Gardening on the Canadian prairies for a while under semi-arid conditions, my biodynamically trained farmer friend Ginie would recommend biological locally produced seeds because of their strength. That was one of the first occasions I started thinking about seed and ‘local adaptation inside a seed’. The Canadian BAFTA Seed Initiative has rightly been emphasising regional seed hubs around bio-climatic zones.
Growers in Scotland – especially the North and West – are finding it hard to obtain varieties suitable for the specific environmental conditions of this region. It is often trial and error. When growing vegetables for a veg box scheme on the Outer Hebrides we were sourcing seed as far North as possible and found that Stormy Halls biodynamic seed (in Yorkshire) were strong enough for the Outer Hebrides. Agro-ecologically produced seed in general tend to be more hardy because grown under low-input conditions.
Any open pollinated variety really – growing an open pollinated (OP) variety is an act of conservation of genetic diversity. I used to have fantastic crops of Gardeners’ Delight tomatoes on Benbecula.
Maria Scholten is the Seed Sovereignty Coordinator for Scotland. If you’re interested to find out more about the organic and open pollinated seed movement in Scotland contact Maria on firstname.lastname@example.org
Poyntzfield Herb Nursery is situated on the Black Isle, a low peninsula surrounded by sea lochs, hills and mountains, on the east coast of the Scottish Highlands. Because of the high latitude and long winters, all plants are hardy, suitable for almost any garden.
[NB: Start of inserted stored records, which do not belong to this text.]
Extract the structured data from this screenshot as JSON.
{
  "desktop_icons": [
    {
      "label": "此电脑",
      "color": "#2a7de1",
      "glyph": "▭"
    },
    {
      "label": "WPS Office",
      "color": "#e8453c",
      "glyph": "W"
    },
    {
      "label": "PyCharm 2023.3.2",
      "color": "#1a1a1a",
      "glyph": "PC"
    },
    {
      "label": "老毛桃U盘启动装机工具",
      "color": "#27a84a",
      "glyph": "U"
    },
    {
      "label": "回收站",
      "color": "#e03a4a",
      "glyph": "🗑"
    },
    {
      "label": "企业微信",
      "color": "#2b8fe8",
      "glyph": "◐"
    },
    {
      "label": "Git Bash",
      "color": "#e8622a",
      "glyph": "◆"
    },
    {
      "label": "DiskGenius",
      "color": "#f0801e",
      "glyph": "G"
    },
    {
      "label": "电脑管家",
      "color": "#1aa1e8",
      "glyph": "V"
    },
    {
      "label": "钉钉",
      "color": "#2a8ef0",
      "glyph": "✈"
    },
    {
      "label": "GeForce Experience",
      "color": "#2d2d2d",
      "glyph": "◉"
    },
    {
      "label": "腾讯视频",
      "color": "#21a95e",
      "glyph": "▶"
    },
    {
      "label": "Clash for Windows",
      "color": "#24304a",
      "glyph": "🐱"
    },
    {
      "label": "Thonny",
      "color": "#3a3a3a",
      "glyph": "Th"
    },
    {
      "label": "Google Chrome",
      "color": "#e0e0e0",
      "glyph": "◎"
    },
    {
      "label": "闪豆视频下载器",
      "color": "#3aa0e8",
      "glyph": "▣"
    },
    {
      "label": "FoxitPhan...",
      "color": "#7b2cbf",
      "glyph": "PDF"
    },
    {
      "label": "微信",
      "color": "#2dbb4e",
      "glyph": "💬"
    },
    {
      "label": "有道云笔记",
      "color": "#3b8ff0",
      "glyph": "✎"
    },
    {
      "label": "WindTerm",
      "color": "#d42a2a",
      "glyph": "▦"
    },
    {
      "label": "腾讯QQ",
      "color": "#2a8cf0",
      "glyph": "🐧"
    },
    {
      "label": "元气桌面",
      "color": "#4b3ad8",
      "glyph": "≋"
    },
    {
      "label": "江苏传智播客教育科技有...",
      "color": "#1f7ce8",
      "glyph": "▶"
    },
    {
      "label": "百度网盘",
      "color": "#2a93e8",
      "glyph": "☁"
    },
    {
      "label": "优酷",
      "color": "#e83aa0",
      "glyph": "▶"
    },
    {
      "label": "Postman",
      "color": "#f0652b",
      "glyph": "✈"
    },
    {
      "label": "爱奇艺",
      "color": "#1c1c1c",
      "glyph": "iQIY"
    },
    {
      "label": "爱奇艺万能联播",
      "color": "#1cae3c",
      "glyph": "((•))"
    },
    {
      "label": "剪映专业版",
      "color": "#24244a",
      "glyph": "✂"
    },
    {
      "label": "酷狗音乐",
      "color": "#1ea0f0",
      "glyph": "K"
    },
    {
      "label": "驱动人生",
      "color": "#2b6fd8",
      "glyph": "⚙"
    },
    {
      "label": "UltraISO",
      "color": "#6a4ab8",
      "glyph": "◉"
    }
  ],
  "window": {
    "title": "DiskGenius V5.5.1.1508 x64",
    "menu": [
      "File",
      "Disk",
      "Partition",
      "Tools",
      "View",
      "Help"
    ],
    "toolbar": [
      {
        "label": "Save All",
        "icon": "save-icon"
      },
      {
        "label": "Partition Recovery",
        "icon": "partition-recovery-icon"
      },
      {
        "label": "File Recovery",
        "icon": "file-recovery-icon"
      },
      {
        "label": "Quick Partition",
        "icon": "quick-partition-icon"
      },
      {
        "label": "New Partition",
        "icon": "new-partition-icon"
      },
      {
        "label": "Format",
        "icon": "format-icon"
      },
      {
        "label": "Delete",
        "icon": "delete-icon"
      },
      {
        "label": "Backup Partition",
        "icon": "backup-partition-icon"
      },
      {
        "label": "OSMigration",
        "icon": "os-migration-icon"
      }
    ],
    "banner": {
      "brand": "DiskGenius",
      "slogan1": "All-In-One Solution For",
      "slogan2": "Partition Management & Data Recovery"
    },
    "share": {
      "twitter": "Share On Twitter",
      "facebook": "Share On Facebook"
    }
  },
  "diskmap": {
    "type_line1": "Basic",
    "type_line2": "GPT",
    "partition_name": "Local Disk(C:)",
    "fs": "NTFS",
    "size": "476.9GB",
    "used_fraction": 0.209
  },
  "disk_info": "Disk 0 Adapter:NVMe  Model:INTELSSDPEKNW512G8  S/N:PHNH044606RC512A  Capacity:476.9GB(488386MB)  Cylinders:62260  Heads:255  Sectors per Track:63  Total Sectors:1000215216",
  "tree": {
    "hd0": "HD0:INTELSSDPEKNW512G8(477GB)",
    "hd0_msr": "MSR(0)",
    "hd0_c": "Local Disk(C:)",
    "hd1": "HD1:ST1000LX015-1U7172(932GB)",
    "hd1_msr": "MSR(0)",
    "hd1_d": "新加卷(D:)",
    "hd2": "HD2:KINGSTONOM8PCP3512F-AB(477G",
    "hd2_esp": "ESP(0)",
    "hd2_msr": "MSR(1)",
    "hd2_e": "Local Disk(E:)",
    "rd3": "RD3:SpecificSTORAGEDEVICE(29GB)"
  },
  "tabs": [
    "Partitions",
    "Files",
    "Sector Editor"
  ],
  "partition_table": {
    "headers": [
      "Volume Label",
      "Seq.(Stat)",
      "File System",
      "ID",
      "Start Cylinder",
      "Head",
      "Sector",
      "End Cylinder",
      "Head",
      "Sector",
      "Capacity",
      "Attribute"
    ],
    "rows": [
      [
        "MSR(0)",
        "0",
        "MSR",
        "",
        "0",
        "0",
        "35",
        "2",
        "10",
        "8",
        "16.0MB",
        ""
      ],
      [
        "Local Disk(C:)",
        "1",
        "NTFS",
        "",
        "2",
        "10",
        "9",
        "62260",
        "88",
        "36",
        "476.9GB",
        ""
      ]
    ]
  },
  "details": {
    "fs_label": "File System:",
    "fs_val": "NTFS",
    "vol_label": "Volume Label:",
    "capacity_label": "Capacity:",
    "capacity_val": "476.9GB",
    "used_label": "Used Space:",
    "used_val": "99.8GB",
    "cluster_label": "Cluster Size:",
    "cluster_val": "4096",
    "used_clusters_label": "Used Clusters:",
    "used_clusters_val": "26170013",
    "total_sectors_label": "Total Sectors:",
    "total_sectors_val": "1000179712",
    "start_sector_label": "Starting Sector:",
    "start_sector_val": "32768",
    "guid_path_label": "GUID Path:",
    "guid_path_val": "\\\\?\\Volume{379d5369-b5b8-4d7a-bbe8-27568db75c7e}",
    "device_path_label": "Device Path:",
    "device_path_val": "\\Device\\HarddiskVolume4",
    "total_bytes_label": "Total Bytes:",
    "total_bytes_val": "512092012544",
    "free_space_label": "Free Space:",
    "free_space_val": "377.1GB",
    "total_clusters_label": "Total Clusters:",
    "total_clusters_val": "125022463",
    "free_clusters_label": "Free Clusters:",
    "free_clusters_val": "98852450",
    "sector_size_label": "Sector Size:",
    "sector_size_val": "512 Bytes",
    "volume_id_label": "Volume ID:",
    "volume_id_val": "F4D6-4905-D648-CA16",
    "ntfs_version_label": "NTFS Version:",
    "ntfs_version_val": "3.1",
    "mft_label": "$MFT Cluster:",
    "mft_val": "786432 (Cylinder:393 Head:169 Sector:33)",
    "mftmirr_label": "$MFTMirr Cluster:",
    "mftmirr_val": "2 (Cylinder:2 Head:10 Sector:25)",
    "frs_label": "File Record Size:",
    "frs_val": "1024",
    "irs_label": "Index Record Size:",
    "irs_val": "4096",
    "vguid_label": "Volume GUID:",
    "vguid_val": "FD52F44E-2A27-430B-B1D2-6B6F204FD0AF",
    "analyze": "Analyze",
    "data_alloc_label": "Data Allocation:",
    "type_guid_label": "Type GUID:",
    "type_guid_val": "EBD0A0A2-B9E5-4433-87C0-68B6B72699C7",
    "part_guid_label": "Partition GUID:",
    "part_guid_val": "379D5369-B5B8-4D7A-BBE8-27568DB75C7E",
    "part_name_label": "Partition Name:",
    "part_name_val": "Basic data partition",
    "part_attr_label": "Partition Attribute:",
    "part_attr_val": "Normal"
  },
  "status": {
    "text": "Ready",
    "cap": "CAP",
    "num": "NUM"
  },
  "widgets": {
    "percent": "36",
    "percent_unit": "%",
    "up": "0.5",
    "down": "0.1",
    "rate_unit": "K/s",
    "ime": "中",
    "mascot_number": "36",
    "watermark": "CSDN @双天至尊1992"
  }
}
They’ve been growing herbs organically and biodynamically since 1976 and the quality of many species has been enhanced by propagating only from plants known to have hardiness, health, vigour, resistance to pests and diseases, good scent, colour and flavour. All the herbs and plants are for sale.